- WHAT TO DO
Go through the entries one line at a time, and gather every line that has the word "specified".

- INFORMATION
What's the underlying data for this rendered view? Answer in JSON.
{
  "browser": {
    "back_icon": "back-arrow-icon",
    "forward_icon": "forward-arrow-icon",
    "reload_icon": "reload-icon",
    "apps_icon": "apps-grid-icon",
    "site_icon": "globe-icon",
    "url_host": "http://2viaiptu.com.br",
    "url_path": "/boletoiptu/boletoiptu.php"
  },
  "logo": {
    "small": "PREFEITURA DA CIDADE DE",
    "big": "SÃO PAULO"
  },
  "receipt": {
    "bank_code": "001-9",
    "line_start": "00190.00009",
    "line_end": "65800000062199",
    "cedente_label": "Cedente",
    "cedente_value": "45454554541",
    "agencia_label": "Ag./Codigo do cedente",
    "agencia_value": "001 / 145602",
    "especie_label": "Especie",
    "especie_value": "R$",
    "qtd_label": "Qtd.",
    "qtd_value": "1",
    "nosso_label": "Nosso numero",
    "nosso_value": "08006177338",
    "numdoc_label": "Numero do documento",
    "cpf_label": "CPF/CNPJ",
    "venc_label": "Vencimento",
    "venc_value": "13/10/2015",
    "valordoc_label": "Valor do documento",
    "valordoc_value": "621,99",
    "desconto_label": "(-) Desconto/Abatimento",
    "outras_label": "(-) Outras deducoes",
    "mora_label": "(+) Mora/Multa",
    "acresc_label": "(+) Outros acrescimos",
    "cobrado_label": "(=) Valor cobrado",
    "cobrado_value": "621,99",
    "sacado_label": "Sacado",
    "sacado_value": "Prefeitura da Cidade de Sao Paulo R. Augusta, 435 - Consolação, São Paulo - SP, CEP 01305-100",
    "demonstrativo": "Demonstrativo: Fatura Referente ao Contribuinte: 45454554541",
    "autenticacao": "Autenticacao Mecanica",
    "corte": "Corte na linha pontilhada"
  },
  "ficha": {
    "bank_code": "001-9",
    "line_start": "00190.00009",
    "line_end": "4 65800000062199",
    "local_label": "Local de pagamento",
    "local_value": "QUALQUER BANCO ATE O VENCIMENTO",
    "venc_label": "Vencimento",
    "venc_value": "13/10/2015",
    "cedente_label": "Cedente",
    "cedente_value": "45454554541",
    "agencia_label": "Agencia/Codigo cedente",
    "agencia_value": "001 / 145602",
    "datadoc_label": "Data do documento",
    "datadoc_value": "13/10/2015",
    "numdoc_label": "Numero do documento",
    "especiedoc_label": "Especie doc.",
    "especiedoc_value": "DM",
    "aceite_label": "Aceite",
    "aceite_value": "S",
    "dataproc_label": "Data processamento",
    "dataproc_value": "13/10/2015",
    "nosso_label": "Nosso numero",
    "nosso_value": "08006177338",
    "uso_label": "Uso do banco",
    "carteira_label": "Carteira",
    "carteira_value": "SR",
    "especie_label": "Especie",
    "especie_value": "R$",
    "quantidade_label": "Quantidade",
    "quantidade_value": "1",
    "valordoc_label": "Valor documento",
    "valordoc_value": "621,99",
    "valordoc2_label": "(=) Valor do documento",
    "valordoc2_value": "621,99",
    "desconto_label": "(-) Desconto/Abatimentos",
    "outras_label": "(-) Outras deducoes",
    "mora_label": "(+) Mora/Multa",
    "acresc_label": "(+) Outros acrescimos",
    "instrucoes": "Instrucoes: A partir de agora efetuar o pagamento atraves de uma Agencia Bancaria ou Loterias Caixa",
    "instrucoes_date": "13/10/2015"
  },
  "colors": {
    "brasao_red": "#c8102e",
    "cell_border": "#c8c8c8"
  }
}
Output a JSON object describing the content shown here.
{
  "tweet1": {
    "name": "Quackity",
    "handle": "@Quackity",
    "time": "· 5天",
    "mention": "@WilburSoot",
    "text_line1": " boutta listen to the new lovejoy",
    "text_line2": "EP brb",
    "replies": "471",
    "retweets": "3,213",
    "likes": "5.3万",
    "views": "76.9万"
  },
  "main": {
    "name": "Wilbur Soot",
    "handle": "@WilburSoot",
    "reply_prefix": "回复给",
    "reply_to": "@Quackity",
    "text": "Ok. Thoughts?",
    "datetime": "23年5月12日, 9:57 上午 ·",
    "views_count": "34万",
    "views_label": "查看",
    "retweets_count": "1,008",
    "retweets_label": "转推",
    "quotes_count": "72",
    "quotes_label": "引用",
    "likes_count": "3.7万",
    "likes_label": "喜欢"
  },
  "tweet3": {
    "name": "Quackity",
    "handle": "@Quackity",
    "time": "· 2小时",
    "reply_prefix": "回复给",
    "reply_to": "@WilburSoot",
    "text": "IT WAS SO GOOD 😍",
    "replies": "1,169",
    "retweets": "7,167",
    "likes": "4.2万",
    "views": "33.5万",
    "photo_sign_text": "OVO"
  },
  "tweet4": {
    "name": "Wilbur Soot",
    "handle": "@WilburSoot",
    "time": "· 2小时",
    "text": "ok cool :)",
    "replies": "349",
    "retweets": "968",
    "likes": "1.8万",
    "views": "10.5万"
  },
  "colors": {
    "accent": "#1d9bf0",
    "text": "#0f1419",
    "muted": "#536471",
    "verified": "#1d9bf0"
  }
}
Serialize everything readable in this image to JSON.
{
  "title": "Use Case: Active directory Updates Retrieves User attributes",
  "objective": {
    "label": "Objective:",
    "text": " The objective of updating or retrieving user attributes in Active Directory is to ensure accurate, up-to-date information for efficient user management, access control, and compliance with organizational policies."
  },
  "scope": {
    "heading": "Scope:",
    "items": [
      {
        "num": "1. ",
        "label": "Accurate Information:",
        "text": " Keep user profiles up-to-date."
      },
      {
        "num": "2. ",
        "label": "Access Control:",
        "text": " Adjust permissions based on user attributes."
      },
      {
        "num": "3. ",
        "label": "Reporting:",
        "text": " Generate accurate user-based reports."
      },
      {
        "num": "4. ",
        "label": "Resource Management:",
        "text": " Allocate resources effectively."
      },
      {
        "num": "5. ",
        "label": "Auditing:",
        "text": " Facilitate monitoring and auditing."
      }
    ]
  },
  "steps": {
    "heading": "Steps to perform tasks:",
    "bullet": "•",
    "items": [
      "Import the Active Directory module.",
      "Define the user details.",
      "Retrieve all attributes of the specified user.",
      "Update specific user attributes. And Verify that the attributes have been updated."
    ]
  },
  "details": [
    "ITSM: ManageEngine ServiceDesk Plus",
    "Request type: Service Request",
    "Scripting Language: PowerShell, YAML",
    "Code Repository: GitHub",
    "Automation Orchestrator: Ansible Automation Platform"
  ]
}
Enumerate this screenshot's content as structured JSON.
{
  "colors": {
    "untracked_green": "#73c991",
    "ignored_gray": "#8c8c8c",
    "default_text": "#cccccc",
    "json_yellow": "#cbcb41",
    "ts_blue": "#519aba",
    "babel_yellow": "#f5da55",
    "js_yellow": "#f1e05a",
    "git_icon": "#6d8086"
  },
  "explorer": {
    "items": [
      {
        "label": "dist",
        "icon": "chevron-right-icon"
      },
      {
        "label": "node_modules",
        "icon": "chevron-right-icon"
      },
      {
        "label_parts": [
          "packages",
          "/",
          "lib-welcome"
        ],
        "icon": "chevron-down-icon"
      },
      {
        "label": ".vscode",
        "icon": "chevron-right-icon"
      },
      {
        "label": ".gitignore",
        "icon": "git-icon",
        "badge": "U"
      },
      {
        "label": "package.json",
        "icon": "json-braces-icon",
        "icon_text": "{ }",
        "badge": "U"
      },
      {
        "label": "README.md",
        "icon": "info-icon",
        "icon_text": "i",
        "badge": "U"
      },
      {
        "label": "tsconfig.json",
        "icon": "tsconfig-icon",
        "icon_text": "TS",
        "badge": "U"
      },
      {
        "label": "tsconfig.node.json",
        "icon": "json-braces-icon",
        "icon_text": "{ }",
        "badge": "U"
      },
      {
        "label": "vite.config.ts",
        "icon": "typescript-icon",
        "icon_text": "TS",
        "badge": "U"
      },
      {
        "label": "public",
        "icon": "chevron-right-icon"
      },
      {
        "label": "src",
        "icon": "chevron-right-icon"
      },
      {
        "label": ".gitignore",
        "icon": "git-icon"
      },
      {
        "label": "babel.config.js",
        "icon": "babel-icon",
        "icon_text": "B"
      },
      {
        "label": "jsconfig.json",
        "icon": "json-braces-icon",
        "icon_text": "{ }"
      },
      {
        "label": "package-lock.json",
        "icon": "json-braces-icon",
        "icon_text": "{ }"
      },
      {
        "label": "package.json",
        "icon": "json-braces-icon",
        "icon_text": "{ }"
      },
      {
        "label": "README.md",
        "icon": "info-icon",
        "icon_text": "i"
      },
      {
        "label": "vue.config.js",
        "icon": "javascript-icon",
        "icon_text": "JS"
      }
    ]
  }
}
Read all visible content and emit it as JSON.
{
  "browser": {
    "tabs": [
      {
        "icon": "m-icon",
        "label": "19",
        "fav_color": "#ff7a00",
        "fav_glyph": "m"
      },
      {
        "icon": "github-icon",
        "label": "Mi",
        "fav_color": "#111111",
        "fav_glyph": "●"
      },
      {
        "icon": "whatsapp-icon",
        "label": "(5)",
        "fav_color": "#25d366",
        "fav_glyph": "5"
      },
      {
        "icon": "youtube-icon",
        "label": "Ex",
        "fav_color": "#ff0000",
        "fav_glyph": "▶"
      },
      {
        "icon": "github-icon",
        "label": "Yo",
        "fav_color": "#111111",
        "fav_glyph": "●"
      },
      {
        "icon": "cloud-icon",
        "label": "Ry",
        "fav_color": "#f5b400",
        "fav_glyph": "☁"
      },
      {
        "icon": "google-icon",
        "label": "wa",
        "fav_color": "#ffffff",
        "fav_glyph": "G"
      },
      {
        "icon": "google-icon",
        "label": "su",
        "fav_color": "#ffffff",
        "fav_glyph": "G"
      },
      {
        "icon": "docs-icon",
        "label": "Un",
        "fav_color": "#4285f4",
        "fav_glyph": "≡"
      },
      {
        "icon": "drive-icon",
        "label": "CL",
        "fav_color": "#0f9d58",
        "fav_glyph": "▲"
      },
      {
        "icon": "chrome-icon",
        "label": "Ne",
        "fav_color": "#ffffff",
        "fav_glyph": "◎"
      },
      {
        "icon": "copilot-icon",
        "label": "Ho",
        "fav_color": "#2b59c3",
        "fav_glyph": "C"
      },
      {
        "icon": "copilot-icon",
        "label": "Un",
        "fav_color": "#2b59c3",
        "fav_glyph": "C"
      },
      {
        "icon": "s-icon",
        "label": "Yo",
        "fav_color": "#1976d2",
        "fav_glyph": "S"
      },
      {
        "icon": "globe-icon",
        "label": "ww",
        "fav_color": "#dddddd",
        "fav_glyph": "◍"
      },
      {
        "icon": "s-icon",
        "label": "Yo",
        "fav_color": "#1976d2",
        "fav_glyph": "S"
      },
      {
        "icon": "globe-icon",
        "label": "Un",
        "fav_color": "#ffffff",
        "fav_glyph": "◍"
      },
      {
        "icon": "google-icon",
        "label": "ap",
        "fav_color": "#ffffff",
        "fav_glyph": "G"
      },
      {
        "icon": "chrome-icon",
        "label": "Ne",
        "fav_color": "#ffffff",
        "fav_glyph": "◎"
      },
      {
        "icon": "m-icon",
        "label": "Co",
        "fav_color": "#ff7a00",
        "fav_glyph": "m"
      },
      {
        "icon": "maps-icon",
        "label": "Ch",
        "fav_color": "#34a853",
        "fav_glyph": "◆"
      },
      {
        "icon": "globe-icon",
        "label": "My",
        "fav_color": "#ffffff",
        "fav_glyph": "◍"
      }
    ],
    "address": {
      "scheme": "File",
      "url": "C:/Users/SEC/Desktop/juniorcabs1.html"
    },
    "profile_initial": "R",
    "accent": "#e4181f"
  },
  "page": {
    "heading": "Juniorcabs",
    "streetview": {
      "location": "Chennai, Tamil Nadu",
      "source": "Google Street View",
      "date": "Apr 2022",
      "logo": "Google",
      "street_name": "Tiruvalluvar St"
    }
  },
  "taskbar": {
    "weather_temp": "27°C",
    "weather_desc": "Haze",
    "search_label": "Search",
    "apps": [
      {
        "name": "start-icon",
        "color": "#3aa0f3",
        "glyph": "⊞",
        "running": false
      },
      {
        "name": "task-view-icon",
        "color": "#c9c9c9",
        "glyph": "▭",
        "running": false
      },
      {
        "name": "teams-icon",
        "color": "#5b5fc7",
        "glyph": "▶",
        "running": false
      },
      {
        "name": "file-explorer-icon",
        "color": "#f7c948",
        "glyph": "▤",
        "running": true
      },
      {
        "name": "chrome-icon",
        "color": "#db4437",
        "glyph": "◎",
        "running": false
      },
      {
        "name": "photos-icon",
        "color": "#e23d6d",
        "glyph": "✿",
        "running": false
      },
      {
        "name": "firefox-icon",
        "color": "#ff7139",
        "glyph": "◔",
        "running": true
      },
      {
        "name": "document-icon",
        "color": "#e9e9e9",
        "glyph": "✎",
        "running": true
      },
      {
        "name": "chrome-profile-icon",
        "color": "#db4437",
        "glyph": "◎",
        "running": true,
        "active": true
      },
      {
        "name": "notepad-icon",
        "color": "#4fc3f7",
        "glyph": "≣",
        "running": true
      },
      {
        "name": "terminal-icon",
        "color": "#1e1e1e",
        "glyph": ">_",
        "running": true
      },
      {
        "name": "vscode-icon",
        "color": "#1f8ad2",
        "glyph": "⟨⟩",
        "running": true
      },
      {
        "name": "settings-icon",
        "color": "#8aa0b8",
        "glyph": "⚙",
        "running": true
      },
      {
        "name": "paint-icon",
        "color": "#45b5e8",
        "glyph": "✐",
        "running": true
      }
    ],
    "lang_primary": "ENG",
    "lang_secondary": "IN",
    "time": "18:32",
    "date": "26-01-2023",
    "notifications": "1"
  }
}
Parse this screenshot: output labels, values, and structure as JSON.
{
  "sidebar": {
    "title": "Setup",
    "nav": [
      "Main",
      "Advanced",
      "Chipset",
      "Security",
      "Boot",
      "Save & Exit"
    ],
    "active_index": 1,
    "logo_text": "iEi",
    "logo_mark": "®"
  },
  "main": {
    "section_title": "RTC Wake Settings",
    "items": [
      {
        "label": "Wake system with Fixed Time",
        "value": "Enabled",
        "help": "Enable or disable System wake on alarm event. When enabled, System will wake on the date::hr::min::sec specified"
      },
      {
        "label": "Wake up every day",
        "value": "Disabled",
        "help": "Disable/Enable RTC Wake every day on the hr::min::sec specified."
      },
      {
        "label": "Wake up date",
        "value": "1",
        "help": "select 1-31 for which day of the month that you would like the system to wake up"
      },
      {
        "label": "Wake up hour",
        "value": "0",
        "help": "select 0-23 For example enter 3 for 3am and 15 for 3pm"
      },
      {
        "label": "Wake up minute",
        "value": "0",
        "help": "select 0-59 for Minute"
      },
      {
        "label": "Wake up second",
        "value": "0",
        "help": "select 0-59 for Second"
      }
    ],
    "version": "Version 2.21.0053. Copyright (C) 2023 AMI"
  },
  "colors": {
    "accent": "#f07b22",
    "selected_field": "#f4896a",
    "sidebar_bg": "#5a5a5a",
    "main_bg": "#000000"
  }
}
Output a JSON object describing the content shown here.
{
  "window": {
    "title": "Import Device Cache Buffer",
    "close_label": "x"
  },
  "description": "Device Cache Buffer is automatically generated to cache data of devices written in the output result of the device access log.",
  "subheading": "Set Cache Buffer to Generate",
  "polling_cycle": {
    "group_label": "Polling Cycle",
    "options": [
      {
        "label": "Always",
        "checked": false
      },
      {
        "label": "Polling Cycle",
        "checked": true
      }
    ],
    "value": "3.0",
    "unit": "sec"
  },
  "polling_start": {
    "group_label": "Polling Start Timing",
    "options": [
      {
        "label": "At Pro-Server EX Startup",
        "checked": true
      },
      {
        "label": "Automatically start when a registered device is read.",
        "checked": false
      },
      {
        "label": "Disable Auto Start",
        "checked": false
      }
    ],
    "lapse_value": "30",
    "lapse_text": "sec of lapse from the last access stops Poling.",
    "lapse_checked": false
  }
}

- ANSWER TO THIS EXERCISE
      "Retrieve all attributes of the specified user.",
        "help": "Enable or disable System wake on alarm event. When enabled, System will wake on the date::hr::min::sec specified"
        "help": "Disable/Enable RTC Wake every day on the hr::min::sec specified."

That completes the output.